■ **ACTIVITY**
A full and exact copy of the listing that follows is needed.

■ **PROVIDED ENTRIES**

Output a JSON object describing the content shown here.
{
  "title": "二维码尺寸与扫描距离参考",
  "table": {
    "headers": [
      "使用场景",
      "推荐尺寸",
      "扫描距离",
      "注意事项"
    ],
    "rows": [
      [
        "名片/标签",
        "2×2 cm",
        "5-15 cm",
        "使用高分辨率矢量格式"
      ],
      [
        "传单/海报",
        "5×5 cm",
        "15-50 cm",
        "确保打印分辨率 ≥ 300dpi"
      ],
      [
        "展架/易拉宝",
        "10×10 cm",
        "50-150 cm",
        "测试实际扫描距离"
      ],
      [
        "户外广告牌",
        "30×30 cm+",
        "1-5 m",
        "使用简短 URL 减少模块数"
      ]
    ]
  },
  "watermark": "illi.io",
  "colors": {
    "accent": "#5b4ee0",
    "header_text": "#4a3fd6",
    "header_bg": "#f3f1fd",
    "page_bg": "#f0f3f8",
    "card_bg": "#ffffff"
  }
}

■ **SOLUTION TO THIS PROBLEM**
Output a JSON object describing the content shown here.
{
  "title": "二维码尺寸与扫描距离参考",
  "table": {
    "headers": [
      "使用场景",
      "推荐尺寸",
      "扫描距离",
      "注意事项"
    ],
    "rows": [
      [
        "名片/标签",
        "2×2 cm",
        "5-15 cm",
        "使用高分辨率矢量格式"
      ],
      [
        "传单/海报",
        "5×5 cm",
        "15-50 cm",
        "确保打印分辨率 ≥ 300dpi"
      ],
      [
        "展架/易拉宝",
        "10×10 cm",
        "50-150 cm",
        "测试实际扫描距离"
      ],
      [
        "户外广告牌",
        "30×30 cm+",
        "1-5 m",
        "使用简短 URL 减少模块数"
      ]
    ]
  },
  "watermark": "illi.io",
  "colors": {
    "accent": "#5b4ee0",
    "header_text": "#4a3fd6",
    "header_bg": "#f3f1fd",
    "page_bg": "#f0f3f8",
    "card_bg": "#ffffff"
  }
}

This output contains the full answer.